Human joint surfaces are covered by articular cartilage, a low friction, durable material that distributes mechanical forces and protects the underlying bone. Injuries to articular cartilage are common, especially in the knee. Data from the Center for Disease Control (CDC) and clinical studies have suggested that approximately 100,000 articular cartilage injuries occur per year in the United States. Such injuries occur most commonly in young active people and result in pain, swelling, and loss of joint motion. Damaged articular cartilage does not heal. Typically, degeneration of the surrounding uninjured cartilage occurs over time resulting in chronic pain and disability. Cartilage injuries therefore frequently lead to significant loss of productive work years and have enormous impact on patients' recreation and lifestyle.
This technology differs from what is currently available in the market on the fact that it brings cartilage back to its previous, healthy stage. The current osteoarthritis therapeutic regiment includes drugs for pain alleviation, injections of hyaluronic acid or other lubricant type substances inside the joint to ease the function of the joint and finally surgery and joint replacement.
The U.S.A. paid $128 billion in 2003 for arthritis related costs, according the the CDC. From 2005 to 2015 there were 8 million new cases. Up to 2030, in the US alone, there will be 72 million people suffering from osteoarthritis.
This technology works by forcing ions back into the cartilage. The elasticity that the articular cartilage offers is due to the osmotic swelling (photo) of the chondroitin sulphate chains within the cartilage. These chains attract counter ions Na+ to maintain electroneutrality and this creates the osmotic swelling which translates into elasticity of the cartilage in humans. In osteoarthritis these ions are lost and with this technology we try to put them back into their place -to replenish the cartilage- and restore the elasticity of the cartilage and the normal function of the joint.
The clinical part of this technology (photo) includes a probe that contains a solution with free ions and touches the defective cartilage part. By applying electricity the ions move from the solution into the cartilage replenishing it with fresh ions and restoring its function.

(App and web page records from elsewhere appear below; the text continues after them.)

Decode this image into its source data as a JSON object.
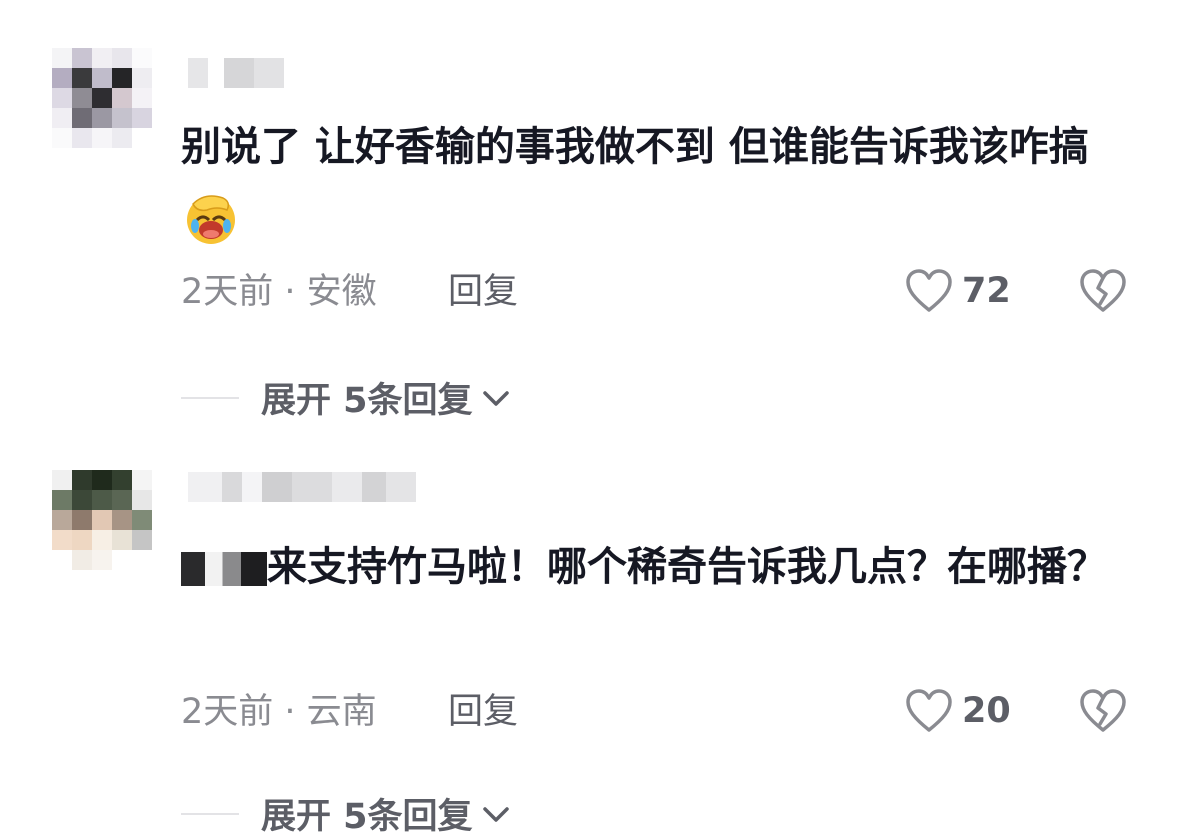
{
  "comments": [
    {
      "text": "别说了 让好香输的事我做不到 但谁能告诉我该咋搞",
      "time_location": "2天前 · 安徽",
      "reply_label": "回复",
      "likes": "72",
      "expand_label": "展开 5条回复",
      "emoji": "face-with-hand-laughing-emoji"
    },
    {
      "text": "来支持竹马啦！哪个稀奇告诉我几点？在哪播？",
      "time_location": "2天前 · 云南",
      "reply_label": "回复",
      "likes": "20",
      "expand_label": "展开 5条回复"
    }
  ],
  "colors": {
    "text": "#161823",
    "meta": "#8a8b91",
    "action": "#5c5e66",
    "icon_stroke": "#8a8b91"
  },
  "icons": [
    "heart-outline-icon",
    "broken-heart-icon",
    "chevron-down-icon"
  ]
}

The experiments were done at Beth Israel Hospital, Boston Massachusetts, at the Martha Gray lab, under her guidance and within Health Science Technology, a Harvard-MIT joint venture.